What is needed
Every entry needs to be reproduced exactly.

Excerpts from an interface dataset:
┄┄┄┄┄┄┄┄┄┄

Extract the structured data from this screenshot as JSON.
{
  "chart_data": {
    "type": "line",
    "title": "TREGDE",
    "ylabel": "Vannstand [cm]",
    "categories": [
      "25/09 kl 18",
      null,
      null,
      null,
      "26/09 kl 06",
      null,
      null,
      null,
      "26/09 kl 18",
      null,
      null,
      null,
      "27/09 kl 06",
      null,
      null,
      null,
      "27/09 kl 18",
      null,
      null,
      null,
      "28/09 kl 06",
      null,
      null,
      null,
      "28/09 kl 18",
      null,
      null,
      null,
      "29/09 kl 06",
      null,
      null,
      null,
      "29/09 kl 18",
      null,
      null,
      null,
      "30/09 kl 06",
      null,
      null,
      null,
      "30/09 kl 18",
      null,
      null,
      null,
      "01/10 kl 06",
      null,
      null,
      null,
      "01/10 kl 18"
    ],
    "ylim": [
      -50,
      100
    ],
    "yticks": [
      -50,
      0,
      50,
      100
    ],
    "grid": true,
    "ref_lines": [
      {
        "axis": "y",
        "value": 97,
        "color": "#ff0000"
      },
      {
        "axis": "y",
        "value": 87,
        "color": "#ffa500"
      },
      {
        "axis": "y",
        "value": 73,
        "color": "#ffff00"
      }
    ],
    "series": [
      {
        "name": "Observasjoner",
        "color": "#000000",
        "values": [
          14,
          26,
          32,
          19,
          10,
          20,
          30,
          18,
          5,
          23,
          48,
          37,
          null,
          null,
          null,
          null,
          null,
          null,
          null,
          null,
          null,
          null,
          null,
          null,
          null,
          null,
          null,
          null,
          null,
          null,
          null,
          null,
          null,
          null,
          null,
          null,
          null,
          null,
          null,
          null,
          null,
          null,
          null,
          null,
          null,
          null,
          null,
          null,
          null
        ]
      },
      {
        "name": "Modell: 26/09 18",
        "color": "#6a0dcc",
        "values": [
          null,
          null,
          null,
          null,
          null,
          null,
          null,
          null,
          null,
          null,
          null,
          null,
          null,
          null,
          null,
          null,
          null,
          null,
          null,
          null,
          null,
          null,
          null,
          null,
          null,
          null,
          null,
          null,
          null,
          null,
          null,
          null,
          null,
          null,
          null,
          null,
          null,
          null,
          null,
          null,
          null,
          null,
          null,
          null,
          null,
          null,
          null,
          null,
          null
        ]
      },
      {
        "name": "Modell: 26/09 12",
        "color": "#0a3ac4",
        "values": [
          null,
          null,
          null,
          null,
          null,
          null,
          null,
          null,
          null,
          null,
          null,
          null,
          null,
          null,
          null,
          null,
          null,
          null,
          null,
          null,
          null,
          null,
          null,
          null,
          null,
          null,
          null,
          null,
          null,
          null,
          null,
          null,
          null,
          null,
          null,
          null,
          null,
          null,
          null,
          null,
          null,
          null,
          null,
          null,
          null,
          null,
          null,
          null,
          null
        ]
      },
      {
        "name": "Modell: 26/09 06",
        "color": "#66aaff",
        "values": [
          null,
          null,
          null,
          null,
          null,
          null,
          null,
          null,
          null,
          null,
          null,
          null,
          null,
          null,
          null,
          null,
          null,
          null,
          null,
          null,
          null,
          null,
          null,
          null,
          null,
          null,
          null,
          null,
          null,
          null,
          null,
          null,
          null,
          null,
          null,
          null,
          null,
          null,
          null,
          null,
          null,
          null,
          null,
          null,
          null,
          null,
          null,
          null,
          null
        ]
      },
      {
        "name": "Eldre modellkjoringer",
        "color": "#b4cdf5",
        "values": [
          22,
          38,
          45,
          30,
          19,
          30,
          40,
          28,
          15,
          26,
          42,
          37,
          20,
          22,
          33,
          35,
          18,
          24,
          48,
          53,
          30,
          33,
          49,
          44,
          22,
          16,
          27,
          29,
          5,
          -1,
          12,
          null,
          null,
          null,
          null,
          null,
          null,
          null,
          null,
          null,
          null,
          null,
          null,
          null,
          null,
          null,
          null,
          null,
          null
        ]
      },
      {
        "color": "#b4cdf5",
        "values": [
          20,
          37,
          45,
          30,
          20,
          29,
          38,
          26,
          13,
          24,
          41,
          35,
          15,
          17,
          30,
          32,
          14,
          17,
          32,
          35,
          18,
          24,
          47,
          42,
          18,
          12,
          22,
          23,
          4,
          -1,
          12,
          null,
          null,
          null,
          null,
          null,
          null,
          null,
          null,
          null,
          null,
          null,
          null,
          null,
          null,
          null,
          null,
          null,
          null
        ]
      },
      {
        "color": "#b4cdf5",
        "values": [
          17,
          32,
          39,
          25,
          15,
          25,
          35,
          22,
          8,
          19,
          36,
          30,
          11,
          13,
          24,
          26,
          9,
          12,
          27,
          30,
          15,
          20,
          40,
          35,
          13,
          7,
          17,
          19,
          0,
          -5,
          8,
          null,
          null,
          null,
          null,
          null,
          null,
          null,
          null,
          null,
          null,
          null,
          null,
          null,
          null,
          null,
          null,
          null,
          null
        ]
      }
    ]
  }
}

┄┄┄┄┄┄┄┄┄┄

The answer
Extract the structured data from this screenshot as JSON.
{
  "chart_data": {
    "type": "line",
    "title": "TREGDE",
    "ylabel": "Vannstand [cm]",
    "categories": [
      "25/09 kl 18",
      null,
      null,
      null,
      "26/09 kl 06",
      null,
      null,
      null,
      "26/09 kl 18",
      null,
      null,
      null,
      "27/09 kl 06",
      null,
      null,
      null,
      "27/09 kl 18",
      null,
      null,
      null,
      "28/09 kl 06",
      null,
      null,
      null,
      "28/09 kl 18",
      null,
      null,
      null,
      "29/09 kl 06",
      null,
      null,
      null,
      "29/09 kl 18",
      null,
      null,
      null,
      "30/09 kl 06",
      null,
      null,
      null,
      "30/09 kl 18",
      null,
      null,
      null,
      "01/10 kl 06",
      null,
      null,
      null,
      "01/10 kl 18"
    ],
    "ylim": [
      -50,
      100
    ],
    "yticks": [
      -50,
      0,
      50,
      100
    ],
    "grid": true,
    "ref_lines": [
      {
        "axis": "y",
        "value": 97,
        "color": "#ff0000"
      },
      {
        "axis": "y",
        "value": 87,
        "color": "#ffa500"
      },
      {
        "axis": "y",
        "value": 73,
        "color": "#ffff00"
      }
    ],
    "series": [
      {
        "name": "Observasjoner",
        "color": "#000000",
        "values": [
          14,
          26,
          32,
          19,
          10,
          20,
          30,
          18,
          5,
          23,
          48,
          37,
          null,
          null,
          null,
          null,
          null,
          null,
          null,
          null,
          null,
          null,
          null,
          null,
          null,
          null,
          null,
          null,
          null,
          null,
          null,
          null,
          null,
          null,
          null,
          null,
          null,
          null,
          null,
          null,
          null,
          null,
          null,
          null,
          null,
          null,
          null,
          null,
          null
        ]
      },
      {
        "name": "Modell: 26/09 18",
        "color": "#6a0dcc",
        "values": [
          null,
          null,
          null,
          null,
          null,
          null,
          null,
          null,
          null,
          null,
          null,
          null,
          null,
          null,
          null,
          null,
          null,
          null,
          null,
          null,
          null,
          null,
          null,
          null,
          null,
          null,
          null,
          null,
          null,
          null,
          null,
          null,
          null,
          null,
          null,
          null,
          null,
          null,
          null,
          null,
          null,
          null,
          null,
          null,
          null,
          null,
          null,
          null,
          null
        ]
      },
      {
        "name": "Modell: 26/09 12",
        "color": "#0a3ac4",
        "values": [
          null,
          null,
          null,
          null,
          null,
          null,
          null,
          null,
          null,
          null,
          null,
          null,
          null,
          null,
          null,
          null,
          null,
          null,
          null,
          null,
          null,
          null,
          null,
          null,
          null,
          null,
          null,
          null,
          null,
          null,
          null,
          null,
          null,
          null,
          null,
          null,
          null,
          null,
          null,
          null,
          null,
          null,
          null,
          null,
          null,
          null,
          null,
          null,
          null
        ]
      },
      {
        "name": "Modell: 26/09 06",
        "color": "#66aaff",
        "values": [
          null,
          null,
          null,
          null,
          null,
          null,
          null,
          null,
          null,
          null,
          null,
          null,
          null,
          null,
          null,
          null,
          null,
          null,
          null,
          null,
          null,
          null,
          null,
          null,
          null,
          null,
          null,
          null,
          null,
          null,
          null,
          null,
          null,
          null,
          null,
          null,
          null,
          null,
          null,
          null,
          null,
          null,
          null,
          null,
          null,
          null,
          null,
          null,
          null
        ]
      },
      {
        "name": "Eldre modellkjoringer",
        "color": "#b4cdf5",
        "values": [
          22,
          38,
          45,
          30,
          19,
          30,
          40,
          28,
          15,
          26,
          42,
          37,
          20,
          22,
          33,
          35,
          18,
          24,
          48,
          53,
          30,
          33,
          49,
          44,
          22,
          16,
          27,
          29,
          5,
          -1,
          12,
          null,
          null,
          null,
          null,
          null,
          null,
          null,
          null,
          null,
          null,
          null,
          null,
          null,
          null,
          null,
          null,
          null,
          null
        ]
      },
      {
        "color": "#b4cdf5",
        "values": [
          20,
          37,
          45,
          30,
          20,
          29,
          38,
          26,
          13,
          24,
          41,
          35,
          15,
          17,
          30,
          32,
          14,
          17,
          32,
          35,
          18,
          24,
          47,
          42,
          18,
          12,
          22,
          23,
          4,
          -1,
          12,
          null,
          null,
          null,
          null,
          null,
          null,
          null,
          null,
          null,
          null,
          null,
          null,
          null,
          null,
          null,
          null,
          null,
          null
        ]
      },
      {
        "color": "#b4cdf5",
        "values": [
          17,
          32,
          39,
          25,
          15,
          25,
          35,
          22,
          8,
          19,
          36,
          30,
          11,
          13,
          24,
          26,
          9,
          12,
          27,
          30,
          15,
          20,
          40,
          35,
          13,
          7,
          17,
          19,
          0,
          -5,
          8,
          null,
          null,
          null,
          null,
          null,
          null,
          null,
          null,
          null,
          null,
          null,
          null,
          null,
          null,
          null,
          null,
          null,
          null
        ]
      }
    ]
  }
}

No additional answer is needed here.